◆ Task details: Each line of the listing that contains "this" should be found and copied.

Supplied data START

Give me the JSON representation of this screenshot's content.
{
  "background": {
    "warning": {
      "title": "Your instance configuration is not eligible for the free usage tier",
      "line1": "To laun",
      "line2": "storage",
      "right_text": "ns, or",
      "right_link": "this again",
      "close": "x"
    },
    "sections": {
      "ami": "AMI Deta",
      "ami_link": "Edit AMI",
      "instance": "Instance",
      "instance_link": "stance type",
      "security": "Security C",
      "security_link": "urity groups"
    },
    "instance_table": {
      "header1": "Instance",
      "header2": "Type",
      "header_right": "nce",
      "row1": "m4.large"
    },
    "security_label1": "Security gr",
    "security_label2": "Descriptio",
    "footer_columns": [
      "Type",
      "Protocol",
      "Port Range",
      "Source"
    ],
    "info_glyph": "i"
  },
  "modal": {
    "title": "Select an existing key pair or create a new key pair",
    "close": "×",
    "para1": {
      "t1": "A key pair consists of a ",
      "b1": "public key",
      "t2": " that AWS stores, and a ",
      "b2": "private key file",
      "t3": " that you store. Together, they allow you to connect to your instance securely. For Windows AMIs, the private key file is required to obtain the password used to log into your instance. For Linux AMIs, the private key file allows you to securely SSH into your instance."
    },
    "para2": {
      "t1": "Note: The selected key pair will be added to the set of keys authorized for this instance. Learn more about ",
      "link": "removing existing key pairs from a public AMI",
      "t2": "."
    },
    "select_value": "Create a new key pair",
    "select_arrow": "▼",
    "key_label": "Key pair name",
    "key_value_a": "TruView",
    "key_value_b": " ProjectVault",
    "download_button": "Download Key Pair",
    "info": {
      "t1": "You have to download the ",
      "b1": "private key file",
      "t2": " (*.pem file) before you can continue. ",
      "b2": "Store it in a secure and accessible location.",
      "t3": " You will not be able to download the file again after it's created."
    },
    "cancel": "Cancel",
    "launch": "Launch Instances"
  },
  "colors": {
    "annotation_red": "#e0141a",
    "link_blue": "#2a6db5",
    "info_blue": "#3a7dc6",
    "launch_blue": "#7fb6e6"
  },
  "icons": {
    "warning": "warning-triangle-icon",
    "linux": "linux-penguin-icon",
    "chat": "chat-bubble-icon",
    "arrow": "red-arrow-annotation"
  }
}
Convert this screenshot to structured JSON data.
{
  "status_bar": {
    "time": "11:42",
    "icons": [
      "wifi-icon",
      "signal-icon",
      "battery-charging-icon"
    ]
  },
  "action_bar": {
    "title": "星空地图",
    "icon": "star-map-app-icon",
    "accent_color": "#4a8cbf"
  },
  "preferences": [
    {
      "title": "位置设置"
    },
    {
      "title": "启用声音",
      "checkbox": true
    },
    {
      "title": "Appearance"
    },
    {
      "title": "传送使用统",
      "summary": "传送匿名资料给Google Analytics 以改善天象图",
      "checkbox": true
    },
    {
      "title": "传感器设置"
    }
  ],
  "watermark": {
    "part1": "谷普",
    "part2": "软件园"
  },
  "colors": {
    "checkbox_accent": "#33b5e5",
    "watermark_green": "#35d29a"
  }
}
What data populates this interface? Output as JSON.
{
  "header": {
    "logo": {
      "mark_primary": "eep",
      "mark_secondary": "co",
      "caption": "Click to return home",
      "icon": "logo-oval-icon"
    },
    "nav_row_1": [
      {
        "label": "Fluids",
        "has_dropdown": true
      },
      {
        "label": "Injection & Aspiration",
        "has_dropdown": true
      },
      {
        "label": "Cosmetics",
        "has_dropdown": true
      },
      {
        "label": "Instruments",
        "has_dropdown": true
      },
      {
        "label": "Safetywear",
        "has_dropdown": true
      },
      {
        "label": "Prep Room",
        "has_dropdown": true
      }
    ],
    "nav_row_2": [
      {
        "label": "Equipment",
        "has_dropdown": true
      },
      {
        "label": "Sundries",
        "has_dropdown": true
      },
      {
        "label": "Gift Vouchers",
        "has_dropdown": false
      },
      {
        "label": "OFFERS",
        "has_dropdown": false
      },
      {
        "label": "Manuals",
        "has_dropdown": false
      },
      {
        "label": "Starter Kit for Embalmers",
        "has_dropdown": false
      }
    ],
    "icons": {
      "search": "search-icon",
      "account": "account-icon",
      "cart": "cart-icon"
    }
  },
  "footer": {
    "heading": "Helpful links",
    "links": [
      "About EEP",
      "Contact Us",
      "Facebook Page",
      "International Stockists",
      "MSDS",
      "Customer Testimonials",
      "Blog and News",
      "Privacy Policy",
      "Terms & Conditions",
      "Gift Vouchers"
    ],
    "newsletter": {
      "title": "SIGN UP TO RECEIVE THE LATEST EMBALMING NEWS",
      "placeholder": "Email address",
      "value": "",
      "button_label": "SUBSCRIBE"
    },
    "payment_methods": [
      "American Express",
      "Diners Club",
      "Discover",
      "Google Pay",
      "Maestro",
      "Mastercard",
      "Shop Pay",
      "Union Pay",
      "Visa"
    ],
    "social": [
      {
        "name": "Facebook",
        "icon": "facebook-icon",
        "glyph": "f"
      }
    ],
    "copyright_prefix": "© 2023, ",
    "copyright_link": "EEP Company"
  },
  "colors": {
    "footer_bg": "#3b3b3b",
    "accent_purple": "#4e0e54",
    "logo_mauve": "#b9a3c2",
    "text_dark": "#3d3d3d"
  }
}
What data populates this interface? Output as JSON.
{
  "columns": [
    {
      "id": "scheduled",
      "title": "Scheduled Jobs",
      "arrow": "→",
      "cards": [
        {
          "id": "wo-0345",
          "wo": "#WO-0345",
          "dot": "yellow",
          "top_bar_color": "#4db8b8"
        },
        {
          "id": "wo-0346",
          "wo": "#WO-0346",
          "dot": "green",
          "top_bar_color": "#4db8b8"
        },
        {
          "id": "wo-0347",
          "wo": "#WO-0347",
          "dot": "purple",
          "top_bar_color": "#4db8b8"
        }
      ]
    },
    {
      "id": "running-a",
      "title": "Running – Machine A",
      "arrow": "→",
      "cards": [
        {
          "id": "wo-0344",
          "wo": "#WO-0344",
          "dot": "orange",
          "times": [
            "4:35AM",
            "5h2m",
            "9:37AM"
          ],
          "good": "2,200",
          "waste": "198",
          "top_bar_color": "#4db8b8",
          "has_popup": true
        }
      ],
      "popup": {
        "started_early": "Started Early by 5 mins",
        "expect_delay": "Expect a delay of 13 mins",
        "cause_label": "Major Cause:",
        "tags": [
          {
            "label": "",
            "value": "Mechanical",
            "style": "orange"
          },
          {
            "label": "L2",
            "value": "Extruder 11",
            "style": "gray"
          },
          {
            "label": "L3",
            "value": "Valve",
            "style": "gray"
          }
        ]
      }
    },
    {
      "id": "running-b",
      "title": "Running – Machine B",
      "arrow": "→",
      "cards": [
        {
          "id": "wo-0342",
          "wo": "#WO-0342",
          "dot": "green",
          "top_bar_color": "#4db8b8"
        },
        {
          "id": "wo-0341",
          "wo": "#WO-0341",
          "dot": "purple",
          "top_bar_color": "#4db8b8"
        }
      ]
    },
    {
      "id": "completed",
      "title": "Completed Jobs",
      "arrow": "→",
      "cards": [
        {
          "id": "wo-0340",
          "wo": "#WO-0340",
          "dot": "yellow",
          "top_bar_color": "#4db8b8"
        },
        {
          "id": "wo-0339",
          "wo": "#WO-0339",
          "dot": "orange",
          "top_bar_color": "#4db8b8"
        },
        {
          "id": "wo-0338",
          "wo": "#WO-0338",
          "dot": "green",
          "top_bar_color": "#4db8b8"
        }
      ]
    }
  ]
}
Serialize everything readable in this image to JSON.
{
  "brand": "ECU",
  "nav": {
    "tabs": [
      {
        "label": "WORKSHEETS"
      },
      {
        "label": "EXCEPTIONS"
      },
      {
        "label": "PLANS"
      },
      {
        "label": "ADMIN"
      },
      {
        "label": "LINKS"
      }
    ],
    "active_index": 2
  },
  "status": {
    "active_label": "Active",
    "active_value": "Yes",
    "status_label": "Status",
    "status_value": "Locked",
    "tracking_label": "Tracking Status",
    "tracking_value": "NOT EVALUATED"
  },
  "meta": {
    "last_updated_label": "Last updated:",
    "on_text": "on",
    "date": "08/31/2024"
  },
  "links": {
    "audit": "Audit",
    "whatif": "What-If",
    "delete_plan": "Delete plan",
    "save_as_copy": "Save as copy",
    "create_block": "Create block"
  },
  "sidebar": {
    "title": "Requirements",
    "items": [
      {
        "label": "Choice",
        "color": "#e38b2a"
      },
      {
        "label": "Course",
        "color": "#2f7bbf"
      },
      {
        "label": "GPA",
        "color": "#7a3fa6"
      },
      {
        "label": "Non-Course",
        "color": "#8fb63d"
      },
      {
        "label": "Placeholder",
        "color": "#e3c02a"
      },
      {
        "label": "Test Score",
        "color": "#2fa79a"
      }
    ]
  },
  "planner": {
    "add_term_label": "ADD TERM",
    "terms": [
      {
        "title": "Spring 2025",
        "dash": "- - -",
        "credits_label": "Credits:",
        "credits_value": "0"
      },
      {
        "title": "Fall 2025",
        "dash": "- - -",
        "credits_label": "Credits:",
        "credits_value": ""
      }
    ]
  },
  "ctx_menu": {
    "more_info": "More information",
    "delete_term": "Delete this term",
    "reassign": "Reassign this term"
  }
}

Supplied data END

◆ Answer to the problem:
Give me the JSON representation of this screenshot's content.
      "right_link": "this again",
      "t1": "Note: The selected key pair will be added to the set of keys authorized for this instance. Learn more about ",
Convert this screenshot to structured JSON data.
What data populates this interface? Output as JSON.
What data populates this interface? Output as JSON.
Serialize everything readable in this image to JSON.
    "delete_term": "Delete this term",
    "reassign": "Reassign this term"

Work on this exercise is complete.